> _TO DO_: Check the data underneath for lines holding the word "true", and state only how many you find.

> _GIVEN RECORDS_:

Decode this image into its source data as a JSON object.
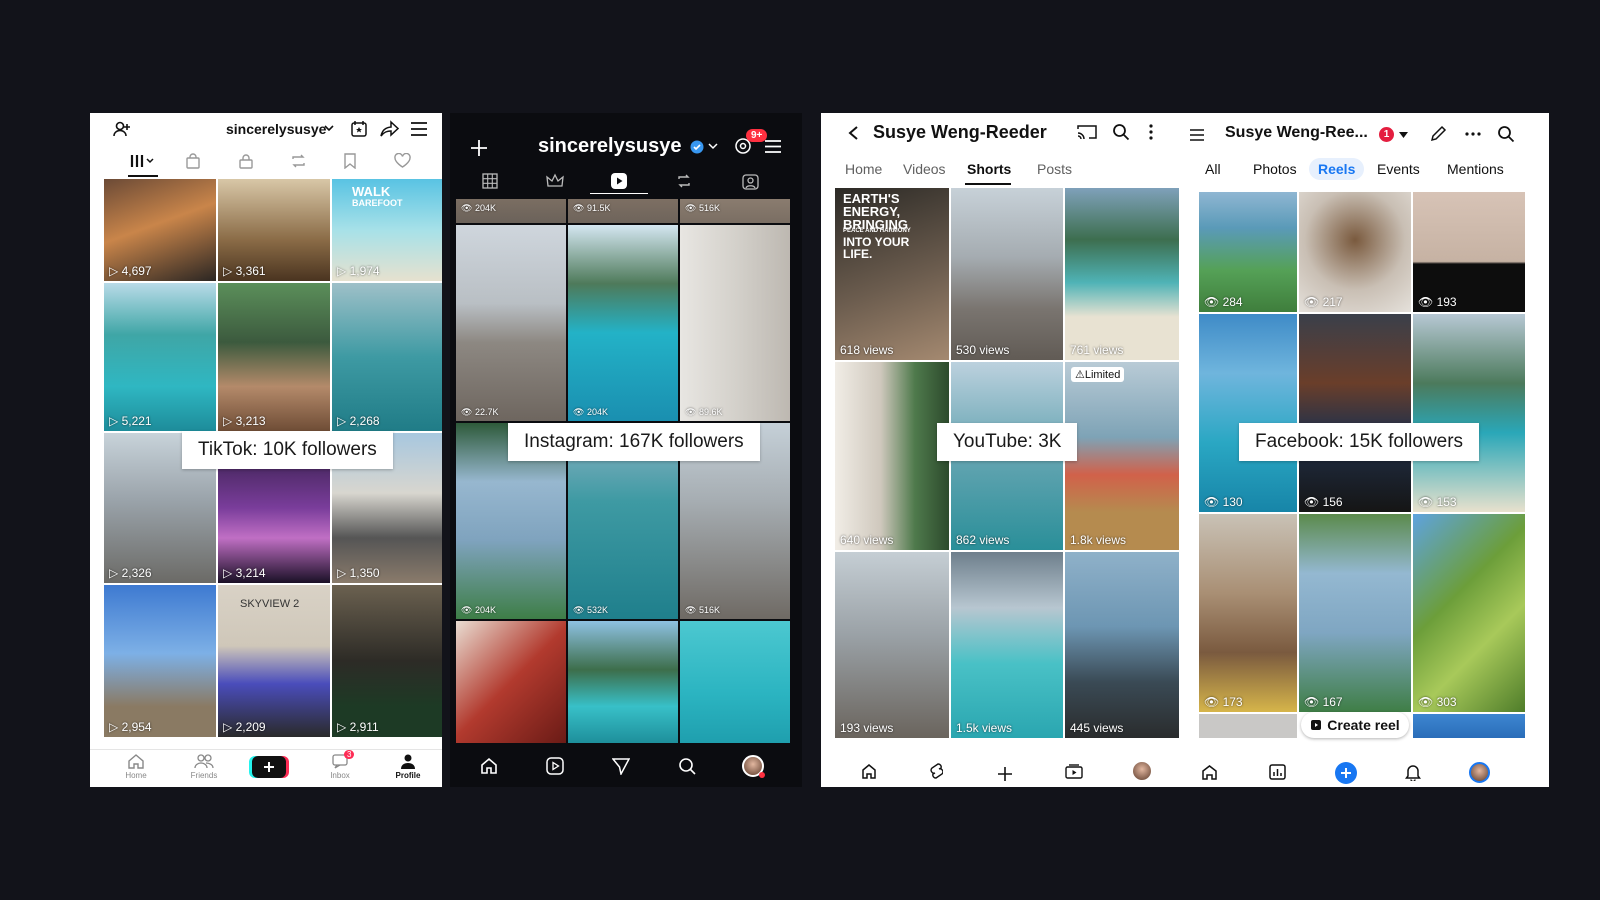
{
  "tiktok": {
    "username": "sincerelysusye",
    "label": "TikTok: 10K followers",
    "counts": [
      "4,697",
      "3,361",
      "1,974",
      "5,221",
      "3,213",
      "2,268",
      "2,326",
      "3,214",
      "1,350",
      "2,954",
      "2,209",
      "2,911"
    ],
    "overlay_walk": "WALK",
    "overlay_barefoot": "BAREFOOT",
    "overlay_skyview": "SKYVIEW 2",
    "nav": {
      "home": "Home",
      "friends": "Friends",
      "inbox": "Inbox",
      "profile": "Profile",
      "inbox_badge": "3"
    }
  },
  "instagram": {
    "username": "sincerelysusye",
    "badge": "9+",
    "label": "Instagram: 167K followers",
    "top_counts": [
      "204K",
      "91.5K",
      "516K"
    ],
    "counts": [
      "22.7K",
      "204K",
      "89.6K",
      "204K",
      "532K",
      "516K"
    ]
  },
  "youtube": {
    "channel": "Susye Weng-Reeder",
    "tabs": [
      "Home",
      "Videos",
      "Shorts",
      "Posts"
    ],
    "active_tab": "Shorts",
    "label": "YouTube: 3K",
    "limited": "Limited",
    "views": [
      "618 views",
      "530 views",
      "761 views",
      "640 views",
      "862 views",
      "1.8k views",
      "193 views",
      "1.5k views",
      "445 views"
    ],
    "overlay_earth": "EARTH'S ENERGY, BRINGING",
    "overlay_peace": "PEACE AND HARMONY",
    "overlay_into": "INTO YOUR LIFE."
  },
  "facebook": {
    "name": "Susye Weng-Ree...",
    "notif": "1",
    "tabs": [
      "All",
      "Photos",
      "Reels",
      "Events",
      "Mentions"
    ],
    "active_tab": "Reels",
    "label": "Facebook: 15K followers",
    "counts": [
      "284",
      "217",
      "193",
      "130",
      "156",
      "153",
      "173",
      "167",
      "303"
    ],
    "create_reel": "Create reel"
  }
}
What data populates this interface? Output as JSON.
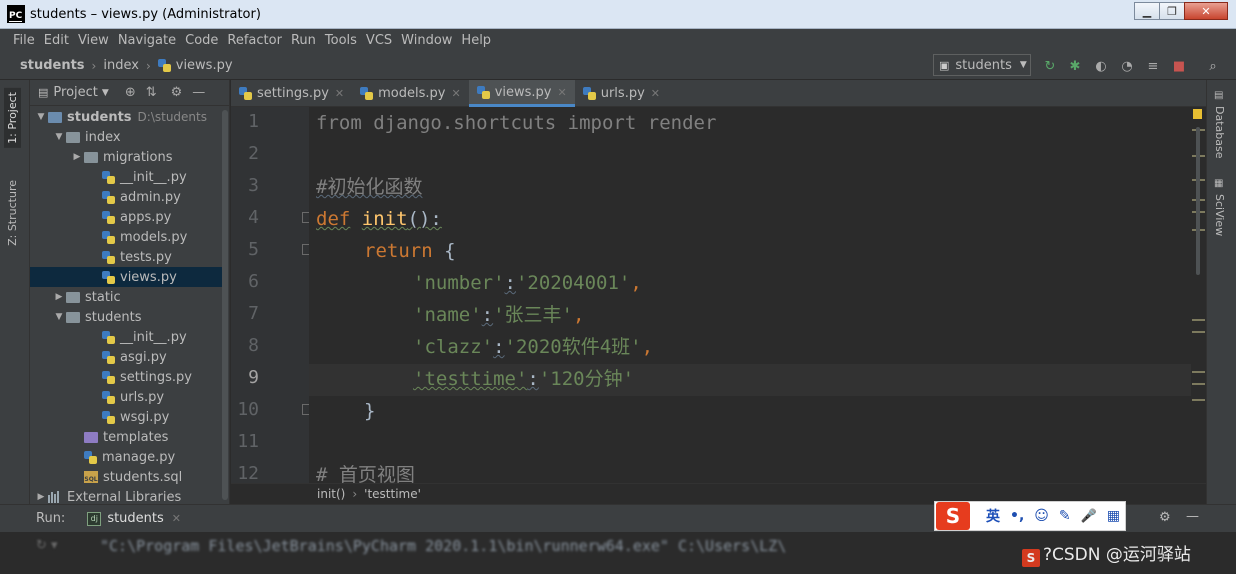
{
  "window": {
    "title": "students – views.py (Administrator)",
    "logo": "PC",
    "buttons": {
      "minimize": "▁",
      "maximize": "❐",
      "close": "✕"
    }
  },
  "menu": {
    "items": [
      "File",
      "Edit",
      "View",
      "Navigate",
      "Code",
      "Refactor",
      "Run",
      "Tools",
      "VCS",
      "Window",
      "Help"
    ]
  },
  "navbar": {
    "crumbs": [
      "students",
      "index",
      "views.py"
    ],
    "run_config": "students"
  },
  "left_strip": {
    "project_tab": "1: Project",
    "structure_tab": "Z: Structure"
  },
  "right_strip": {
    "database_tab": "Database",
    "sciview_tab": "SciView"
  },
  "project": {
    "title": "Project",
    "tree": [
      {
        "label": "students",
        "extra": "D:\\students",
        "kind": "folder-blue",
        "depth": 0,
        "open": true,
        "bold": true
      },
      {
        "label": "index",
        "kind": "folder",
        "depth": 1,
        "open": true
      },
      {
        "label": "migrations",
        "kind": "folder",
        "depth": 2,
        "closed": true
      },
      {
        "label": "__init__.py",
        "kind": "py",
        "depth": 3
      },
      {
        "label": "admin.py",
        "kind": "py",
        "depth": 3
      },
      {
        "label": "apps.py",
        "kind": "py",
        "depth": 3
      },
      {
        "label": "models.py",
        "kind": "py",
        "depth": 3
      },
      {
        "label": "tests.py",
        "kind": "py",
        "depth": 3
      },
      {
        "label": "views.py",
        "kind": "py",
        "depth": 3,
        "selected": true
      },
      {
        "label": "static",
        "kind": "folder",
        "depth": 1,
        "closed": true
      },
      {
        "label": "students",
        "kind": "folder",
        "depth": 1,
        "open": true
      },
      {
        "label": "__init__.py",
        "kind": "py",
        "depth": 3
      },
      {
        "label": "asgi.py",
        "kind": "py",
        "depth": 3
      },
      {
        "label": "settings.py",
        "kind": "py",
        "depth": 3
      },
      {
        "label": "urls.py",
        "kind": "py",
        "depth": 3
      },
      {
        "label": "wsgi.py",
        "kind": "py",
        "depth": 3
      },
      {
        "label": "templates",
        "kind": "folder-purple",
        "depth": 2
      },
      {
        "label": "manage.py",
        "kind": "py",
        "depth": 2
      },
      {
        "label": "students.sql",
        "kind": "sql",
        "depth": 2
      },
      {
        "label": "External Libraries",
        "kind": "lib",
        "depth": 0,
        "closed": true
      }
    ]
  },
  "tabs": [
    {
      "label": "settings.py",
      "active": false
    },
    {
      "label": "models.py",
      "active": false
    },
    {
      "label": "views.py",
      "active": true
    },
    {
      "label": "urls.py",
      "active": false
    }
  ],
  "editor": {
    "line_numbers": [
      "1",
      "2",
      "3",
      "4",
      "5",
      "6",
      "7",
      "8",
      "9",
      "10",
      "11",
      "12"
    ],
    "current_line": "9",
    "code": {
      "l1_from": "from",
      "l1_mod": " django.shortcuts ",
      "l1_import": "import",
      "l1_name": " render",
      "l3_comment": "#初始化函数",
      "l4_def": "def",
      "l4_name": "init",
      "l4_rest": "():",
      "l5_return": "return",
      "l5_brace": " {",
      "l6_key": "'number'",
      "l6_colon": ":",
      "l6_val": "'20204001'",
      "l6_comma": ",",
      "l7_key": "'name'",
      "l7_colon": ":",
      "l7_val": "'张三丰'",
      "l7_comma": ",",
      "l8_key": "'clazz'",
      "l8_colon": ":",
      "l8_val": "'2020软件4班'",
      "l8_comma": ",",
      "l9_key": "'testtime'",
      "l9_colon": ":",
      "l9_val": "'120分钟'",
      "l10_brace": "}",
      "l12_comment": "# 首页视图"
    }
  },
  "code_breadcrumb": [
    "init()",
    "'testtime'"
  ],
  "run": {
    "label": "Run:",
    "tab": "students"
  },
  "ime": {
    "logo": "S",
    "lang": "英",
    "punct": "•,",
    "emoji": "☺",
    "pen": "✎",
    "mic": "🎤",
    "grid": "▦"
  },
  "console": {
    "line": "\"C:\\Program Files\\JetBrains\\PyCharm 2020.1.1\\bin\\runnerw64.exe\" C:\\Users\\LZ\\"
  },
  "watermark": {
    "text": "?CSDN @运河驿站"
  }
}
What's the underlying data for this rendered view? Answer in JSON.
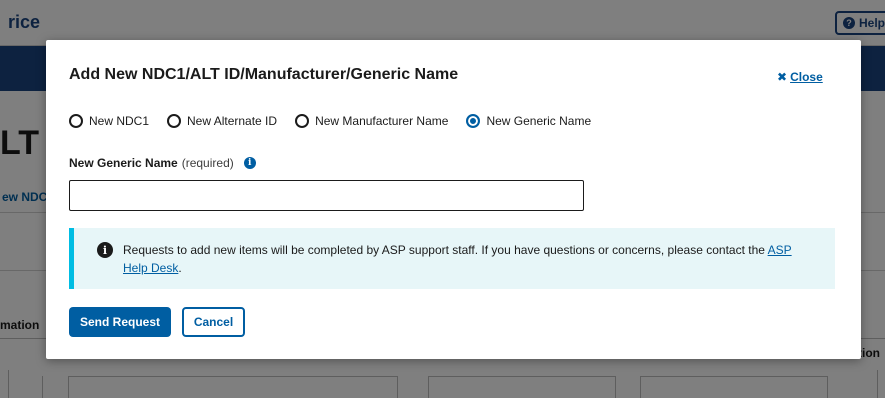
{
  "background": {
    "brand_fragment": "rice",
    "help_button": "Help",
    "help_icon": "question-circle-icon",
    "heading_fragment": "LT",
    "tab_fragment": "ew NDC",
    "column_fragment_left": "mation",
    "column_fragment_right": "tion"
  },
  "modal": {
    "title": "Add New NDC1/ALT ID/Manufacturer/Generic Name",
    "close_label": "Close",
    "close_icon": "close-icon",
    "radios": [
      {
        "label": "New NDC1",
        "checked": false
      },
      {
        "label": "New Alternate ID",
        "checked": false
      },
      {
        "label": "New Manufacturer Name",
        "checked": false
      },
      {
        "label": "New Generic Name",
        "checked": true
      }
    ],
    "field": {
      "label": "New Generic Name",
      "required_text": "(required)",
      "info_icon": "info-icon",
      "value": ""
    },
    "alert": {
      "icon": "info-circle-icon",
      "text": "Requests to add new items will be completed by ASP support staff. If you have questions or concerns, please contact the",
      "link_text": "ASP Help Desk",
      "suffix": "."
    },
    "buttons": {
      "send": "Send Request",
      "cancel": "Cancel"
    }
  },
  "colors": {
    "primary": "#005ea2",
    "navbar": "#1a4480",
    "alert_bg": "#e7f6f8",
    "alert_border": "#00bde3"
  }
}
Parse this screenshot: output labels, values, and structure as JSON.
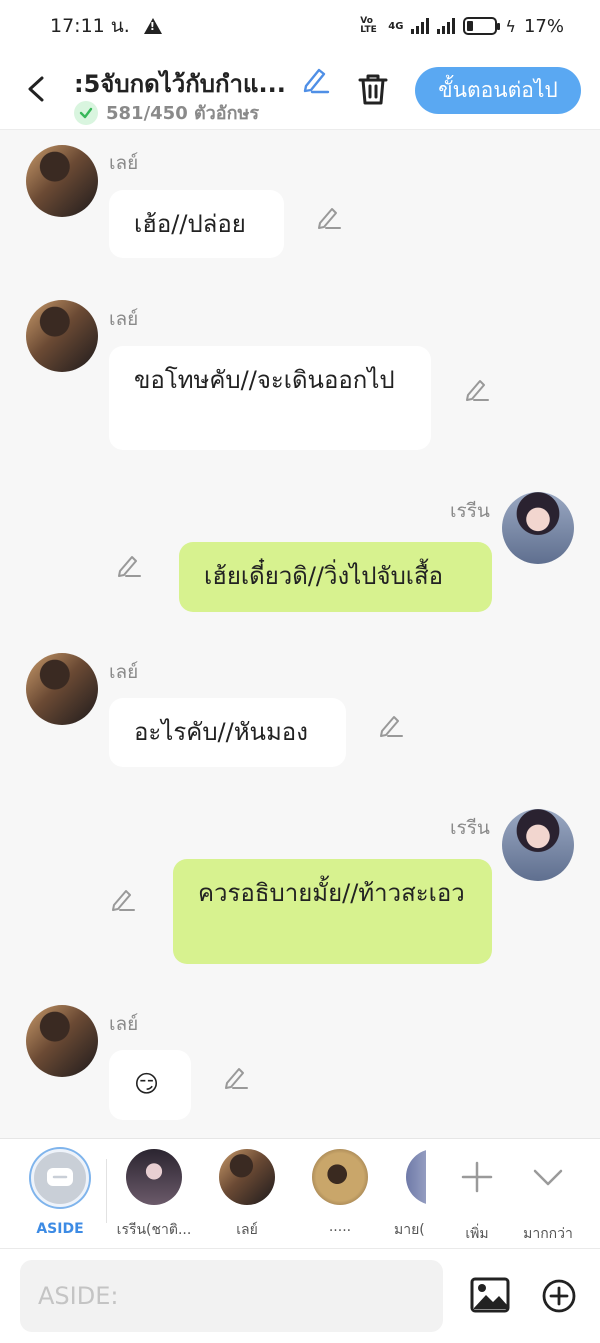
{
  "status_bar": {
    "time": "17:11 น.",
    "network": "4G",
    "volte": "Vo LTE",
    "battery": "17%"
  },
  "header": {
    "title": ":5จับกดไว้กับกำแ...",
    "char_count": "581/450 ตัวอักษร",
    "next_button": "ขั้นตอนต่อไป"
  },
  "messages": [
    {
      "sender": "เลย์",
      "text": "เฮ้อ//ปล่อย",
      "side": "left"
    },
    {
      "sender": "เลย์",
      "text": "ขอโทษคับ//จะเดินออกไป",
      "side": "left"
    },
    {
      "sender": "เรรีน",
      "text": "เฮ้ยเดี๋ยวดิ//วิ่งไปจับเสื้อ",
      "side": "right"
    },
    {
      "sender": "เลย์",
      "text": "อะไรคับ//หันมอง",
      "side": "left"
    },
    {
      "sender": "เรรีน",
      "text": "ควรอธิบายมั้ย//ท้าวสะเอว",
      "side": "right"
    },
    {
      "sender": "เลย์",
      "text": "😏",
      "side": "left"
    }
  ],
  "characters": [
    {
      "label": "ASIDE"
    },
    {
      "label": "เรรีน(ชาติ..."
    },
    {
      "label": "เลย์"
    },
    {
      "label": "....."
    },
    {
      "label": "มาย("
    }
  ],
  "actions": {
    "add_label": "เพิ่ม",
    "more_label": "มากกว่า"
  },
  "composer": {
    "placeholder": "ASIDE:"
  },
  "colors": {
    "accent": "#5aa8f2",
    "bubble_right": "#d7f28f",
    "bubble_left": "#ffffff"
  }
}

> _PROBLEM SOLUTION_: 10